▶ **What is being asked**
Copy each line below as written, but skip the pictures.

*** Opening of Records supplied ***

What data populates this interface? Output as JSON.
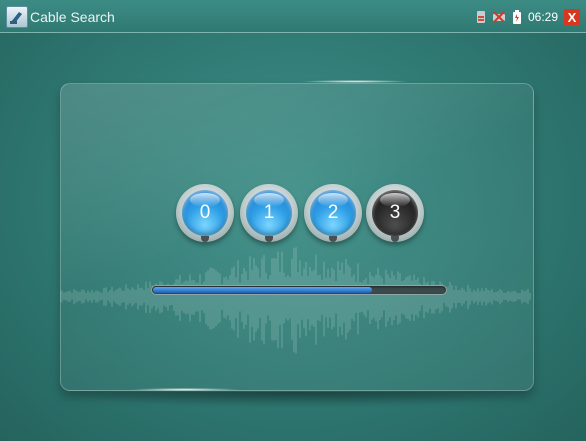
{
  "app": {
    "title": "Cable Search",
    "icon": "cable-tester-icon"
  },
  "status_bar": {
    "icons": [
      "sd-card-icon",
      "network-disconnected-icon",
      "battery-icon"
    ],
    "time": "06:29",
    "close_label": "X"
  },
  "digits": [
    {
      "label": "0",
      "state": "inactive"
    },
    {
      "label": "1",
      "state": "inactive"
    },
    {
      "label": "2",
      "state": "inactive"
    },
    {
      "label": "3",
      "state": "active"
    }
  ],
  "progress": {
    "value_fraction": 0.75
  },
  "colors": {
    "background": "#2f7872",
    "digit_blue": "#2f9fe6",
    "digit_active": "#262626",
    "progress_blue": "#1d5fb4",
    "close_red": "#d8361e"
  }
}
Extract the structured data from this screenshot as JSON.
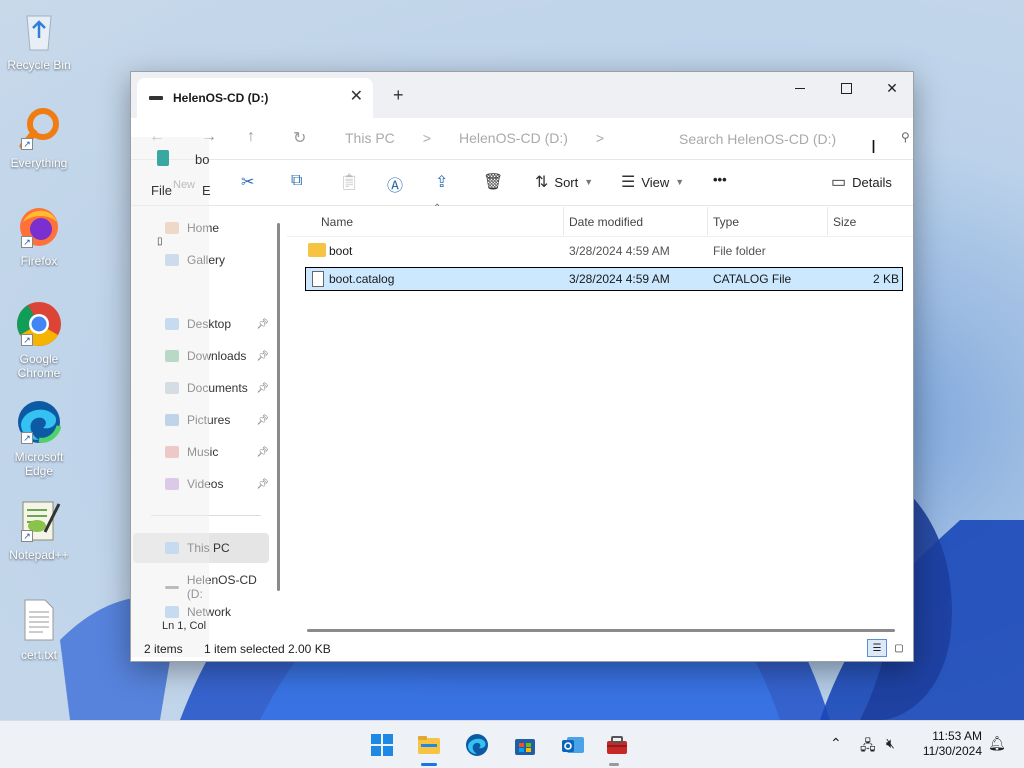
{
  "desktop": {
    "icons": [
      {
        "label": "Recycle Bin",
        "icon": "recycle-bin-icon"
      },
      {
        "label": "Everything",
        "icon": "everything-search-icon"
      },
      {
        "label": "Firefox",
        "icon": "firefox-icon"
      },
      {
        "label": "Google Chrome",
        "icon": "chrome-icon"
      },
      {
        "label": "Microsoft Edge",
        "icon": "edge-icon"
      },
      {
        "label": "Notepad++",
        "icon": "notepadpp-icon"
      },
      {
        "label": "cert.txt",
        "icon": "text-file-icon"
      }
    ]
  },
  "window": {
    "tab_title": "HelenOS-CD (D:)",
    "new_tab": "+",
    "close_tab": "✕",
    "close_window": "✕",
    "address": {
      "crumbs": [
        "This PC",
        ">",
        "HelenOS-CD (D:)",
        ">"
      ],
      "search_placeholder": "Search HelenOS-CD (D:)"
    },
    "ghost": {
      "file_menu": "File",
      "edit_menu": "E",
      "filename_fragment": "bo",
      "new_label": "New",
      "status_fragment": "Ln 1, Col"
    },
    "commands": {
      "sort": "Sort",
      "view": "View",
      "more": "•••",
      "details": "Details"
    },
    "nav": {
      "home": "Home",
      "gallery": "Gallery",
      "desktop": "Desktop",
      "downloads": "Downloads",
      "documents": "Documents",
      "pictures": "Pictures",
      "music": "Music",
      "videos": "Videos",
      "this_pc": "This PC",
      "drive": "HelenOS-CD (D:",
      "network": "Network"
    },
    "columns": {
      "name": "Name",
      "date": "Date modified",
      "type": "Type",
      "size": "Size"
    },
    "files": [
      {
        "name": "boot",
        "date": "3/28/2024 4:59 AM",
        "type": "File folder",
        "size": "",
        "icon": "folder-icon"
      },
      {
        "name": "boot.catalog",
        "date": "3/28/2024 4:59 AM",
        "type": "CATALOG File",
        "size": "2 KB",
        "icon": "file-icon",
        "selected": true
      }
    ],
    "status": {
      "items": "2 items",
      "selected": "1 item selected",
      "size": "2.00 KB"
    }
  },
  "taskbar": {
    "time": "11:53 AM",
    "date": "11/30/2024"
  },
  "colors": {
    "selection": "#cce8ff",
    "accent": "#1a73e8",
    "folder": "#f6c343"
  }
}
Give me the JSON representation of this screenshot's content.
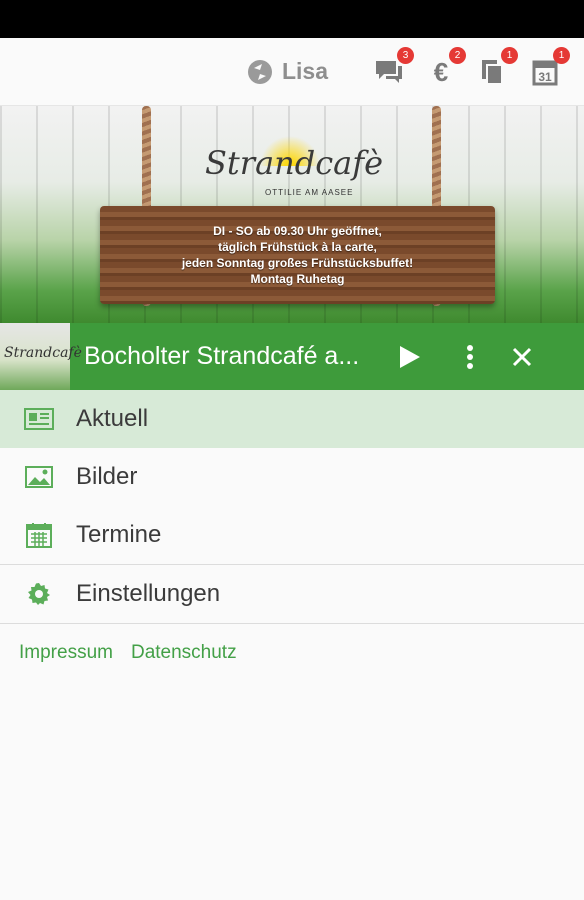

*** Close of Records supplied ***

▶ **Output for this task**
What data populates this interface? Output as JSON.
{
  "app": {
    "title": "Cable Search",
    "icon": "cable-tester-icon"
  },
  "status_bar": {
    "icons": [
      "sd-card-icon",
      "network-disconnected-icon",
      "battery-icon"
    ],
    "time": "06:29",
    "close_label": "X"
  },
  "digits": [
    {
      "label": "0",
      "state": "inactive"
    },
    {
      "label": "1",
      "state": "inactive"
    },
    {
      "label": "2",
      "state": "inactive"
    },
    {
      "label": "3",
      "state": "active"
    }
  ],
  "progress": {
    "value_fraction": 0.75
  },
  "colors": {
    "background": "#2f7872",
    "digit_blue": "#2f9fe6",
    "digit_active": "#262626",
    "progress_blue": "#1d5fb4",
    "close_red": "#d8361e"
  }
}
Extract the structured data from this screenshot as JSON.
{
  "desktop": {
    "icons": [
      {
        "label": "Recycle Bin",
        "icon": "recycle-bin-icon"
      },
      {
        "label": "Everything",
        "icon": "everything-search-icon"
      },
      {
        "label": "Firefox",
        "icon": "firefox-icon"
      },
      {
        "label": "Google Chrome",
        "icon": "chrome-icon"
      },
      {
        "label": "Microsoft Edge",
        "icon": "edge-icon"
      },
      {
        "label": "Notepad++",
        "icon": "notepadpp-icon"
      },
      {
        "label": "cert.txt",
        "icon": "text-file-icon"
      }
    ]
  },
  "window": {
    "tab_title": "HelenOS-CD (D:)",
    "new_tab": "+",
    "close_tab": "✕",
    "close_window": "✕",
    "address": {
      "crumbs": [
        "This PC",
        ">",
        "HelenOS-CD (D:)",
        ">"
      ],
      "search_placeholder": "Search HelenOS-CD (D:)"
    },
    "ghost": {
      "file_menu": "File",
      "edit_menu": "E",
      "filename_fragment": "bo",
      "new_label": "New",
      "status_fragment": "Ln 1, Col"
    },
    "commands": {
      "sort": "Sort",
      "view": "View",
      "more": "•••",
      "details": "Details"
    },
    "nav": {
      "home": "Home",
      "gallery": "Gallery",
      "desktop": "Desktop",
      "downloads": "Downloads",
      "documents": "Documents",
      "pictures": "Pictures",
      "music": "Music",
      "videos": "Videos",
      "this_pc": "This PC",
      "drive": "HelenOS-CD (D:",
      "network": "Network"
    },
    "columns": {
      "name": "Name",
      "date": "Date modified",
      "type": "Type",
      "size": "Size"
    },
    "files": [
      {
        "name": "boot",
        "date": "3/28/2024 4:59 AM",
        "type": "File folder",
        "size": "",
        "icon": "folder-icon"
      },
      {
        "name": "boot.catalog",
        "date": "3/28/2024 4:59 AM",
        "type": "CATALOG File",
        "size": "2 KB",
        "icon": "file-icon",
        "selected": true
      }
    ],
    "status": {
      "items": "2 items",
      "selected": "1 item selected",
      "size": "2.00 KB"
    }
  },
  "taskbar": {
    "time": "11:53 AM",
    "date": "11/30/2024"
  },
  "colors": {
    "selection": "#cce8ff",
    "accent": "#1a73e8",
    "folder": "#f6c343"
  }
}
Give me the JSON representation of this screenshot's content.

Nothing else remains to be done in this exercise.